Any holiday cottage stay in Northumberland would be incomplete without a pilgrimage to the region’s most spiritual and beautiful site, atmospheric Holy Island, or Lindisfarne, a tidal island which is completely cut off from the mainland by North Sea tides twice a day. The island is described as the ‘fountainhead of England’s Christian heritage’ and holds a number of popular visitor attractions in Lindisfarne Castle, Lindisfarne Priory and Lindisfarne Heritage Centre. The island is also an Area of Outstanding Natural Beauty, where wildlife proliferates and where nature can be enjoyed in the raw.
Northumberland’s Christian heritage stems from Holy Island, which in the seventh century became home to St. Cuthbert. At Lindisfarne Heritage Centre, the St. Cuthbert’s fortunes are chronicled, bringing history to life. The Lindisfarne Heritage Centre is staffed by islanders and is open every day of the year. It is a fascinating place in which to dig deeper into the heritage of this unique and enchanting place.
Lindisfarne Castle is a prepossessing 16th century fortress built from the ruins of the original Lindisfarne Priory, remodelled in Edwardian times into the National Trust country house and walled garden tourists flock to discover today. Lindisfarne Priory lies in ruins but a tour of the remains provides time and space to contemplate the remote beauty of this isolated spot and to appreciate the religious importance of the site as chronicled in the nearby Museum.
Lindisfarne, or Holy Island, is a National Nature Reserve where bird, wildlife and marine life flourish. Rare flowers and insects may be found in the sand dunes to the north of the island, and bird watchers, nature lovers, painters and photographers will be richly rewarded, particularly with an off-season visit. All visitors will find good food at a variety of outlets in the village; locally caught crab makes a popular lunchtime choice whilst Lindisfarne mead forms a staple purchase of the modern pilgrim. First produced by monks on the island in medieval times, the famous mead is still brewed and sold to this day at St. Aidan’s winery.

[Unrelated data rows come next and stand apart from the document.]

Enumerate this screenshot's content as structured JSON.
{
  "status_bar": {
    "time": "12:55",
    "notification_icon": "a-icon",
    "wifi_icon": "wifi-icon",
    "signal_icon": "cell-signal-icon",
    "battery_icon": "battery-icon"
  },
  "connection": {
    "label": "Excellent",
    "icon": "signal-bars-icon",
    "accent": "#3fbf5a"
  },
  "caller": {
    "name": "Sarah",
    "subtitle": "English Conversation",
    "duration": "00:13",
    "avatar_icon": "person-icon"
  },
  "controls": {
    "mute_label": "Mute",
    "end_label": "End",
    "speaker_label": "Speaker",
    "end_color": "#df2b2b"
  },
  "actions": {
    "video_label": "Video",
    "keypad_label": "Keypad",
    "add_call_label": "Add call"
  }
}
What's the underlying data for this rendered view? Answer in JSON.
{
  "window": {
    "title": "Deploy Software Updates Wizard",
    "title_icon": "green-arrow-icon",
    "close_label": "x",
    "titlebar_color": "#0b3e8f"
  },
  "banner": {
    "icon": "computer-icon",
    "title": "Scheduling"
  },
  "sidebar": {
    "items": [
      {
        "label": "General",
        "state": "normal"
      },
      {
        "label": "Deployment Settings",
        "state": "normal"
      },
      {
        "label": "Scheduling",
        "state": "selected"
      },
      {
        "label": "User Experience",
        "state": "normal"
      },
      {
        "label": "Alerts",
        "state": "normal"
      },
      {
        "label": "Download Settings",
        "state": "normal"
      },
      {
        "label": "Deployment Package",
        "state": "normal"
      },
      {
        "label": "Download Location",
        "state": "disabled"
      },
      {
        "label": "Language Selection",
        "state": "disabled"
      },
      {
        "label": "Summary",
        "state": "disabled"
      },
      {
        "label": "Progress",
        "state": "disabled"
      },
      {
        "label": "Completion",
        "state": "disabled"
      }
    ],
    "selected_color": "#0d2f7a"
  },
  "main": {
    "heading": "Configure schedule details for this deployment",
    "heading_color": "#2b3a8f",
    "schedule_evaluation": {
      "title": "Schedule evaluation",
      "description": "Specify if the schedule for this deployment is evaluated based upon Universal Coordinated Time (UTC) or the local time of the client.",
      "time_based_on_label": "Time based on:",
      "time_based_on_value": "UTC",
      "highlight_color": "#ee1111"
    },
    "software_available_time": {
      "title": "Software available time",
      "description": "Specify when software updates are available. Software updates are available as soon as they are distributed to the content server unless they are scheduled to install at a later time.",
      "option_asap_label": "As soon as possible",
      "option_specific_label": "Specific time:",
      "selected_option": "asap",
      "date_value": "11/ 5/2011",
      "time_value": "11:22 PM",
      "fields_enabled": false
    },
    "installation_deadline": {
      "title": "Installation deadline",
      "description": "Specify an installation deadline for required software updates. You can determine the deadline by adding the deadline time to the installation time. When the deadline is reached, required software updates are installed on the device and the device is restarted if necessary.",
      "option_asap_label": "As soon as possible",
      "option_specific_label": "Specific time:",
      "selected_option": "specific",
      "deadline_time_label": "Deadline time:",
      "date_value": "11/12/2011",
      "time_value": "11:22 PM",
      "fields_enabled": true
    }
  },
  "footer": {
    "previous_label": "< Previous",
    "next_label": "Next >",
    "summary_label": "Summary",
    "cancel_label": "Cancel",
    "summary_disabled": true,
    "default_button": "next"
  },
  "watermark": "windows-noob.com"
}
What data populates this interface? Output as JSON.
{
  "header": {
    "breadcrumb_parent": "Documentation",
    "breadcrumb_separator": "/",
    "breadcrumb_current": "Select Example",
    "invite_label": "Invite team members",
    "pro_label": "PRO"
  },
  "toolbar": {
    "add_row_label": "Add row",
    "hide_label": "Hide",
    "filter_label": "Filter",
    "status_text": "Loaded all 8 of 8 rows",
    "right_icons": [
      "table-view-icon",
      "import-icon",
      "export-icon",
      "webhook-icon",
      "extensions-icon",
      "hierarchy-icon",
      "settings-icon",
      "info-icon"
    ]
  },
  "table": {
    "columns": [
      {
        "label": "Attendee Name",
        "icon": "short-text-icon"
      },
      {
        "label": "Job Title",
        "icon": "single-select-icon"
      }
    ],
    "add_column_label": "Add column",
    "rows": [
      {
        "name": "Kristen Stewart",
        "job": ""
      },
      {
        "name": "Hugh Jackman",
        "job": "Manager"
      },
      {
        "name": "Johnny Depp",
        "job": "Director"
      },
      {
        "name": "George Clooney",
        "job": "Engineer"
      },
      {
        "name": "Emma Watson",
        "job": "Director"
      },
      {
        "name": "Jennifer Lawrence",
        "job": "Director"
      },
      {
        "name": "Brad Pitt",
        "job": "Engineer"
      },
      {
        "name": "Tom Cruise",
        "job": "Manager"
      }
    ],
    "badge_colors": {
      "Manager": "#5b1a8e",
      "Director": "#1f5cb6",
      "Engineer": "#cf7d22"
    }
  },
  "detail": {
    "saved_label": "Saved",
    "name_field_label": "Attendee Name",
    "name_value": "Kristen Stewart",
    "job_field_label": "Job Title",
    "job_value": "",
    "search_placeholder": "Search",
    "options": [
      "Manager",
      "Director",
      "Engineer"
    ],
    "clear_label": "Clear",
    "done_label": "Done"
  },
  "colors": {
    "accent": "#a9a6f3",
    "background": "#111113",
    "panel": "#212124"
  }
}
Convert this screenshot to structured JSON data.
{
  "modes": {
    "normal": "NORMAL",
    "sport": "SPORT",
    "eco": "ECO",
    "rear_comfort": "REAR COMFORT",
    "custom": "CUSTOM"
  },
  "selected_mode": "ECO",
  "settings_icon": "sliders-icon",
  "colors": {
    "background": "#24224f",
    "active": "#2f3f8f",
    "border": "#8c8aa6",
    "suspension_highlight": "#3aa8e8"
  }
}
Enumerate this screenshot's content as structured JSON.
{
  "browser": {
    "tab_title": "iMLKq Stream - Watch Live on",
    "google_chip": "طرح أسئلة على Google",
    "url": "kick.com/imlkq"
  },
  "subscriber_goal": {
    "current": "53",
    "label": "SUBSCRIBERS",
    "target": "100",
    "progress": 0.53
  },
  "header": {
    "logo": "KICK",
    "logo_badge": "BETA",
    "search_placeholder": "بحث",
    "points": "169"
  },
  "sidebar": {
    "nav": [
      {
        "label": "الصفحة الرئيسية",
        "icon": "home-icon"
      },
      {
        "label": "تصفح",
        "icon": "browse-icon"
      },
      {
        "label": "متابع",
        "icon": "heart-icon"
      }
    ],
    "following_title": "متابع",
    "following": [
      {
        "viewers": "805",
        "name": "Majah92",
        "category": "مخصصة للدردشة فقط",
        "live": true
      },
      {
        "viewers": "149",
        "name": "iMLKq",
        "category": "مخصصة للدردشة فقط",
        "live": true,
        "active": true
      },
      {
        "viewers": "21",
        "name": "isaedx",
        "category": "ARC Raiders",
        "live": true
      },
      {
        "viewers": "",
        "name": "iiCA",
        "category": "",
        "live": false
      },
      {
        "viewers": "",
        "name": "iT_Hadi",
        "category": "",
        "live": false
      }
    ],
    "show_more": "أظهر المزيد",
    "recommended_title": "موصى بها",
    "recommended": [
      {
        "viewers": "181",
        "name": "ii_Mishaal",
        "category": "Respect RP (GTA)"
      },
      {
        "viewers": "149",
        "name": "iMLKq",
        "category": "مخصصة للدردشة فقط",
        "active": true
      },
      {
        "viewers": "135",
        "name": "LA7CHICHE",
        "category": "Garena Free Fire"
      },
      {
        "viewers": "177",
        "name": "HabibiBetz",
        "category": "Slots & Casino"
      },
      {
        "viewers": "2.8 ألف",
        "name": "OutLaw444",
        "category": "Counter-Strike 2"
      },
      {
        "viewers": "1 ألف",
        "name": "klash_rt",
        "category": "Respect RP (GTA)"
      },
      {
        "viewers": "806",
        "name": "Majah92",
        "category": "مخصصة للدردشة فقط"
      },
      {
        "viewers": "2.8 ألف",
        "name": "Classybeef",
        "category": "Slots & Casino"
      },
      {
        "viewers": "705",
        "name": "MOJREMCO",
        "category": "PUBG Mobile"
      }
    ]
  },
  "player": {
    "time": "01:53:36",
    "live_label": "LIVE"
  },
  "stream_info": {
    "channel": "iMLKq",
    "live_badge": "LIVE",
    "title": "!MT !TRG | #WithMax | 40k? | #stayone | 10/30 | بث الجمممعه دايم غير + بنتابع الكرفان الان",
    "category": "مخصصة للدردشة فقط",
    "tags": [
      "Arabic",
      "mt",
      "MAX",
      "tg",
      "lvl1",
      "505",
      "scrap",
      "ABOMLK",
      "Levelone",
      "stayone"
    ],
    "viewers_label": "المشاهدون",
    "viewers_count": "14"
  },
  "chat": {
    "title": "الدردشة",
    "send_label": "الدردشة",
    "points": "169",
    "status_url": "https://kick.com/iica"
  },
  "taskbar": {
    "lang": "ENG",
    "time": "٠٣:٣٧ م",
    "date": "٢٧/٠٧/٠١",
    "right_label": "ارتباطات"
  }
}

Why not take a look at our self catering cottages near to the Holy Island?